Exercise details —
Search the data for the string "platform" and copy each line where it turns up.

[Data entries]
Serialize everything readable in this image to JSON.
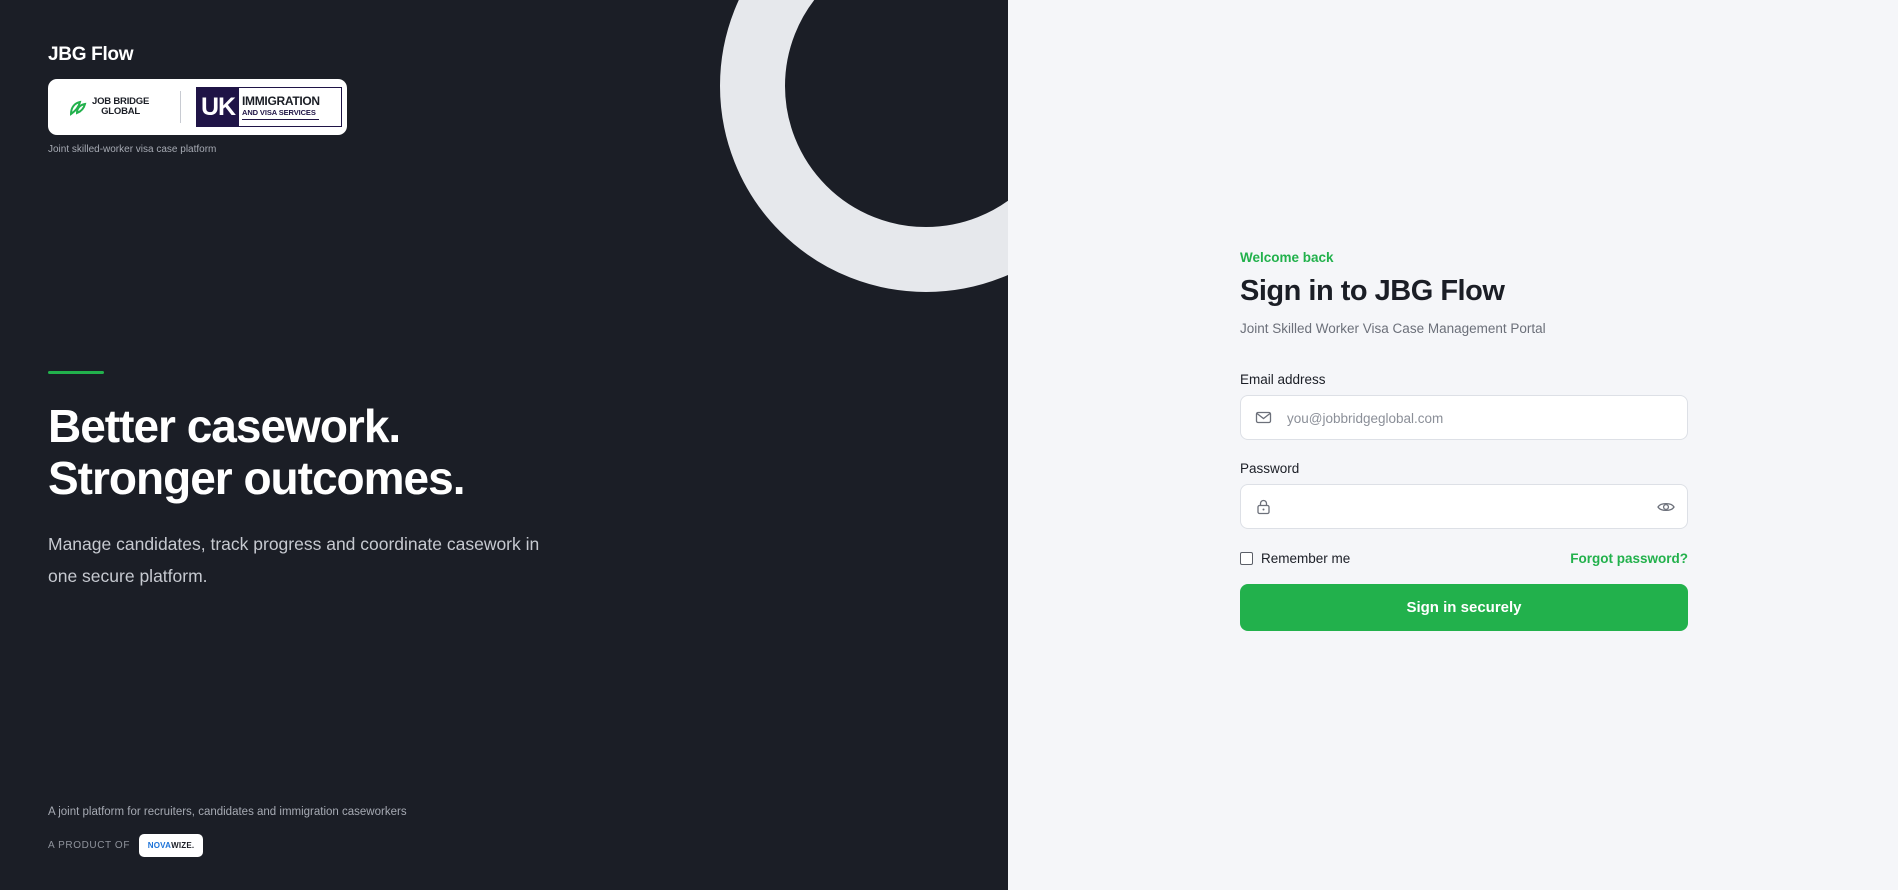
{
  "hero": {
    "brand_title": "JBG Flow",
    "logos": {
      "jbg_line1": "JOB BRIDGE",
      "jbg_line2": "GLOBAL",
      "uk_mark": "UK",
      "uk_line1": "IMMIGRATION",
      "uk_line2": "AND VISA SERVICES"
    },
    "tagline": "Joint skilled-worker visa case platform",
    "headline_line1": "Better casework.",
    "headline_line2": "Stronger outcomes.",
    "description": "Manage candidates, track progress and coordinate casework in one secure platform.",
    "footer_note": "A joint platform for recruiters, candidates and immigration caseworkers",
    "product_label": "A PRODUCT OF",
    "product_brand_a": "NOVA",
    "product_brand_b": "WIZE."
  },
  "auth": {
    "welcome": "Welcome back",
    "title": "Sign in to JBG Flow",
    "subtitle": "Joint Skilled Worker Visa Case Management Portal",
    "email_label": "Email address",
    "email_placeholder": "you@jobbridgeglobal.com",
    "email_value": "",
    "password_label": "Password",
    "password_value": "",
    "remember_label": "Remember me",
    "forgot_label": "Forgot password?",
    "submit_label": "Sign in securely"
  },
  "icons": {
    "email": "mail-icon",
    "password": "lock-icon",
    "toggle": "eye-icon"
  },
  "colors": {
    "accent": "#22b14c",
    "hero_bg": "#1b1e26",
    "panel_bg": "#f5f6f9"
  }
}
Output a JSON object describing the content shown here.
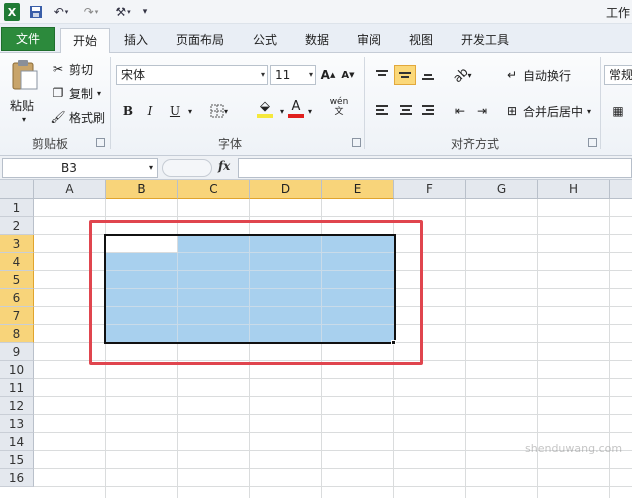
{
  "app": {
    "title": "工作",
    "icon": "excel-logo-icon"
  },
  "quick_access": {
    "save_icon": "save-icon",
    "undo_icon": "undo-icon",
    "redo_icon": "redo-icon",
    "customize_icon": "customize-tools-icon"
  },
  "tabs": [
    {
      "label": "文件"
    },
    {
      "label": "开始"
    },
    {
      "label": "插入"
    },
    {
      "label": "页面布局"
    },
    {
      "label": "公式"
    },
    {
      "label": "数据"
    },
    {
      "label": "审阅"
    },
    {
      "label": "视图"
    },
    {
      "label": "开发工具"
    }
  ],
  "active_tab": "开始",
  "ribbon": {
    "clipboard": {
      "paste": "粘贴",
      "cut": "剪切",
      "copy": "复制",
      "format_painter": "格式刷",
      "group": "剪贴板"
    },
    "font": {
      "name": "宋体",
      "size": "11",
      "bold": "B",
      "italic": "I",
      "underline": "U",
      "font_color_letter": "A",
      "phonetic": "wén 文",
      "group": "字体"
    },
    "alignment": {
      "wrap": "自动换行",
      "merge": "合并后居中",
      "group": "对齐方式"
    },
    "number": {
      "format": "常规"
    }
  },
  "formula_bar": {
    "name_box": "B3",
    "fx": "fx",
    "formula": ""
  },
  "sheet": {
    "columns": [
      "A",
      "B",
      "C",
      "D",
      "E",
      "F",
      "G",
      "H"
    ],
    "rows": [
      "1",
      "2",
      "3",
      "4",
      "5",
      "6",
      "7",
      "8",
      "9",
      "10",
      "11",
      "12",
      "13",
      "14",
      "15",
      "16"
    ],
    "selected_range": "B3:E8",
    "active_cell": "B3"
  },
  "colors": {
    "selection": "#a8d0ee",
    "annotation": "#e0454e",
    "file_tab": "#2c8a3c",
    "header_selected": "#f8d47a"
  },
  "watermark": "shenduwang.com"
}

Answer box —
    "tagline": "Joint skilled-worker visa case platform",
    "description": "Manage candidates, track progress and coordinate casework in one secure platform.",
    "footer_note": "A joint platform for recruiters, candidates and immigration caseworkers",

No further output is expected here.